I am grateful for my hon. Friend's intervention, as I too received a letter from Richard Heller, which sets out his views and the experience of his wife, who was in the probation service and who sadly died a few weeks ago. It was a powerful and moving letter, which sums up this case. The ethos must be co-operation and service to the offender, not the profit motive and value for money. Value to society is the ethos, not value for money; the two are not the same. Yet on the basis of that untested, unproven assertion, the 42 local area boards will be abolished. Quite apart from the fact that they will shortly abolish themselves as areas, because of the reorganisation of the police service, which will be completed, one hopes, in two years—another restless change process—new areas will be required for those that presently work for probation.

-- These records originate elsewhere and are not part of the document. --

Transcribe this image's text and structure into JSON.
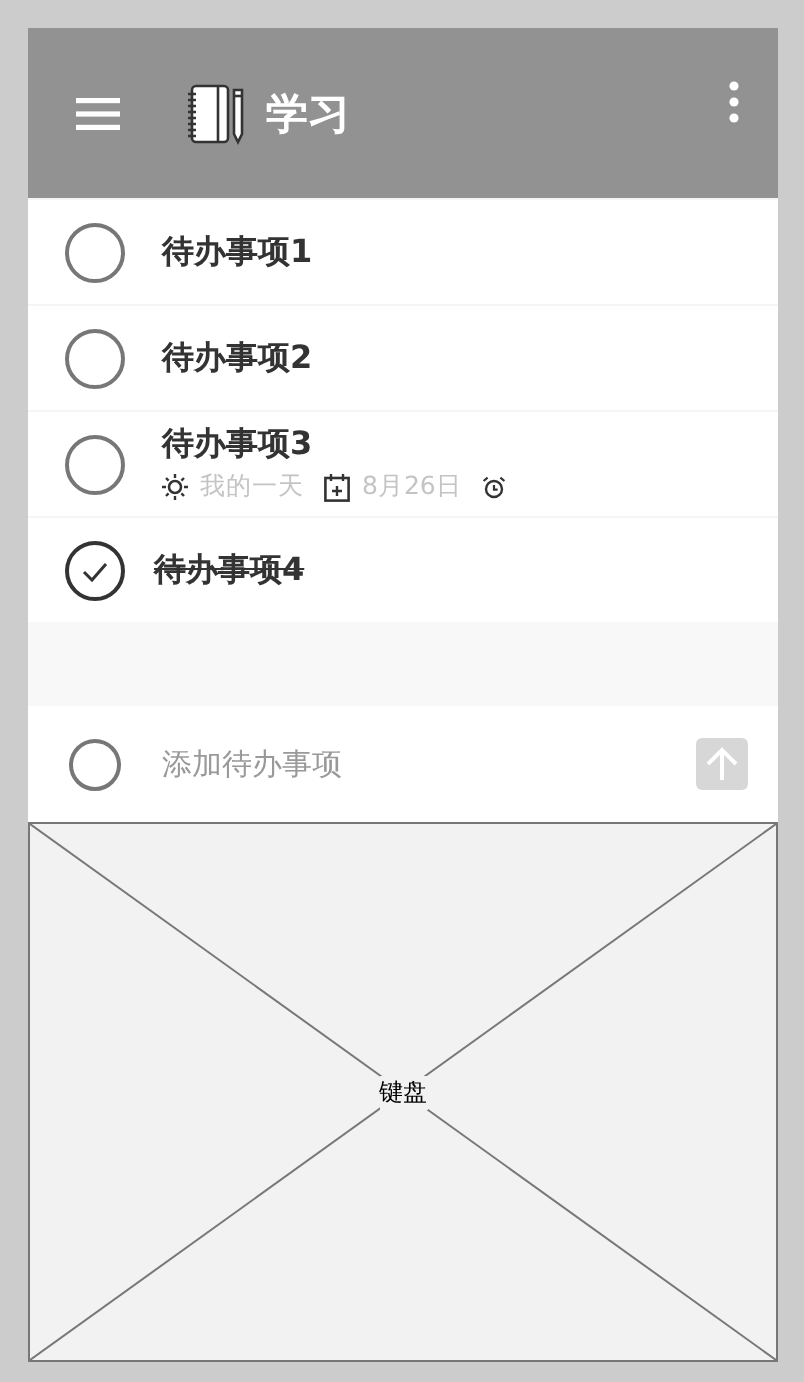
{
  "header": {
    "title": "学习"
  },
  "todos": [
    {
      "title": "待办事项1",
      "checked": false
    },
    {
      "title": "待办事项2",
      "checked": false
    },
    {
      "title": "待办事项3",
      "checked": false,
      "details": [
        {
          "kind": "my_day",
          "text": "我的一天"
        },
        {
          "kind": "due_date",
          "text": "8月26日"
        },
        {
          "kind": "reminder"
        }
      ]
    },
    {
      "title": "待办事项4",
      "checked": true
    }
  ],
  "add_task": {
    "placeholder": "添加待办事项"
  },
  "keyboard": {
    "label": "键盘"
  }
}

The area boards will be abolished and replaced by regional business managers, who will invite bids to provide the service from new bodies and contributors; outside organisations. They could be anything; prison companies, charities or cattle prod manufacturers, which also produce tagging devices. The very slogan, "Correction companies" brings to mind sadomasochism of all kinds. One does not know what the organisations will be. Yet, untried organisations will be brought in to replace what is now an effective, well functioning service. They will all be able to bid for contracts to run the service for profit, in local units.

What is wrong with that can be fairly readily summed up; it is an attempt to create an artificial market in probation services, which should not be a market at all. This is a judicial function, a service for the courts and offenders, not a means of profit. What is wrong with the proposal? Probation is part of the judicial system. It is an agency of justice, not an agency of commerce. To make it an agency of commerce must undermine trust and undermine its integrity. Judge Judge—"Here come da judge, judge"—has pointed out the unsuitability of bringing commerce into this function. It will not only undermine trust but produce obvious conflicts of interest.

One pictures the scene. A probation officer appears in court to make his recommendations. He recommends that the offender be committed to lag's hall, which is run by his group, group 69, to provide correctional services, and he offers the court a DVD presentation of its charms and attractions. It will be exciting stuff; visual displays of the sort of place to which the offender will be sent.

Perhaps the probation officer could recommend tagging; his company McTag-it, which is based in Scotland and can produce red tags that are approved by the Office of the Deputy Prime Minister, can be worn with any clothing, and will keep the offender under effective supervision.

Perhaps, on the other hand, the probation officer could recommend community service and say that, just by coincidence, his company, Charitable Drains R Us, provides useful work digging drains for churches, public toilets and other places in which offenders can usefully be employed.